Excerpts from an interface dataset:
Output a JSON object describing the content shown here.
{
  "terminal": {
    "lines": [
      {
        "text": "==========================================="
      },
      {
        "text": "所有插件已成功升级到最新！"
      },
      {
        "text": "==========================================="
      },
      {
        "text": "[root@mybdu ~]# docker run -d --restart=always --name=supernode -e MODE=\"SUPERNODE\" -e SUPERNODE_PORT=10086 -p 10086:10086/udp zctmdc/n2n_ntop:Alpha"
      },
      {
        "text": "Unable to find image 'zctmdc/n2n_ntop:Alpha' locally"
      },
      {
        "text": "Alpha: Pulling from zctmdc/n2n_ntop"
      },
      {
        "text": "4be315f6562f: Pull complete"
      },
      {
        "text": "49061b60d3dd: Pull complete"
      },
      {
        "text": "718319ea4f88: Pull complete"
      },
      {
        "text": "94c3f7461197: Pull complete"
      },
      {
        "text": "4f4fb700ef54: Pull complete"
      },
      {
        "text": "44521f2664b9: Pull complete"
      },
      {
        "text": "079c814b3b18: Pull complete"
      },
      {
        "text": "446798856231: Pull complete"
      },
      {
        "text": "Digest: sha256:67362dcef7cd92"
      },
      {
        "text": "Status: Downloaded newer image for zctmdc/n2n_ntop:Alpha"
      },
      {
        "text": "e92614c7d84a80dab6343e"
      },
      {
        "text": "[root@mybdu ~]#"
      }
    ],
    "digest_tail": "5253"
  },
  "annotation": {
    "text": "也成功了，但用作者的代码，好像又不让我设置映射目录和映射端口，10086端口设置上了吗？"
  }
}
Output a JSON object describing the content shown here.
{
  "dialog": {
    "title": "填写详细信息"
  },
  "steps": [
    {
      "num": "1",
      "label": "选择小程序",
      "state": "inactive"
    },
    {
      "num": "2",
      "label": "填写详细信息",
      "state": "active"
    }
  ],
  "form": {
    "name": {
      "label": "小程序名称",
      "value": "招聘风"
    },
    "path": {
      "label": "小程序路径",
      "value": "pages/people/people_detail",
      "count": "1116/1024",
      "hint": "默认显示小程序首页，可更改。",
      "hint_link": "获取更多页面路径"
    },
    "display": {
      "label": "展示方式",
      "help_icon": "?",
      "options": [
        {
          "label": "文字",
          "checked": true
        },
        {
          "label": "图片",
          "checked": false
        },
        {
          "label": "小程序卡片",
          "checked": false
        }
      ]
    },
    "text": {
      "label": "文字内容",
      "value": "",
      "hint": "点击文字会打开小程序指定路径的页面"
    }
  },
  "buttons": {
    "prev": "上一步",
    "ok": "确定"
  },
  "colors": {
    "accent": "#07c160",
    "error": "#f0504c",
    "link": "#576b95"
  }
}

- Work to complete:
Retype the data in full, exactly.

- Output below:
Output a JSON object describing the content shown here.
{
  "terminal": {
    "lines": [
      {
        "text": "==========================================="
      },
      {
        "text": "所有插件已成功升级到最新！"
      },
      {
        "text": "==========================================="
      },
      {
        "text": "[root@mybdu ~]# docker run -d --restart=always --name=supernode -e MODE=\"SUPERNODE\" -e SUPERNODE_PORT=10086 -p 10086:10086/udp zctmdc/n2n_ntop:Alpha"
      },
      {
        "text": "Unable to find image 'zctmdc/n2n_ntop:Alpha' locally"
      },
      {
        "text": "Alpha: Pulling from zctmdc/n2n_ntop"
      },
      {
        "text": "4be315f6562f: Pull complete"
      },
      {
        "text": "49061b60d3dd: Pull complete"
      },
      {
        "text": "718319ea4f88: Pull complete"
      },
      {
        "text": "94c3f7461197: Pull complete"
      },
      {
        "text": "4f4fb700ef54: Pull complete"
      },
      {
        "text": "44521f2664b9: Pull complete"
      },
      {
        "text": "079c814b3b18: Pull complete"
      },
      {
        "text": "446798856231: Pull complete"
      },
      {
        "text": "Digest: sha256:67362dcef7cd92"
      },
      {
        "text": "Status: Downloaded newer image for zctmdc/n2n_ntop:Alpha"
      },
      {
        "text": "e92614c7d84a80dab6343e"
      },
      {
        "text": "[root@mybdu ~]#"
      }
    ],
    "digest_tail": "5253"
  },
  "annotation": {
    "text": "也成功了，但用作者的代码，好像又不让我设置映射目录和映射端口，10086端口设置上了吗？"
  }
}
Output a JSON object describing the content shown here.
{
  "dialog": {
    "title": "填写详细信息"
  },
  "steps": [
    {
      "num": "1",
      "label": "选择小程序",
      "state": "inactive"
    },
    {
      "num": "2",
      "label": "填写详细信息",
      "state": "active"
    }
  ],
  "form": {
    "name": {
      "label": "小程序名称",
      "value": "招聘风"
    },
    "path": {
      "label": "小程序路径",
      "value": "pages/people/people_detail",
      "count": "1116/1024",
      "hint": "默认显示小程序首页，可更改。",
      "hint_link": "获取更多页面路径"
    },
    "display": {
      "label": "展示方式",
      "help_icon": "?",
      "options": [
        {
          "label": "文字",
          "checked": true
        },
        {
          "label": "图片",
          "checked": false
        },
        {
          "label": "小程序卡片",
          "checked": false
        }
      ]
    },
    "text": {
      "label": "文字内容",
      "value": "",
      "hint": "点击文字会打开小程序指定路径的页面"
    }
  },
  "buttons": {
    "prev": "上一步",
    "ok": "确定"
  },
  "colors": {
    "accent": "#07c160",
    "error": "#f0504c",
    "link": "#576b95"
  }
}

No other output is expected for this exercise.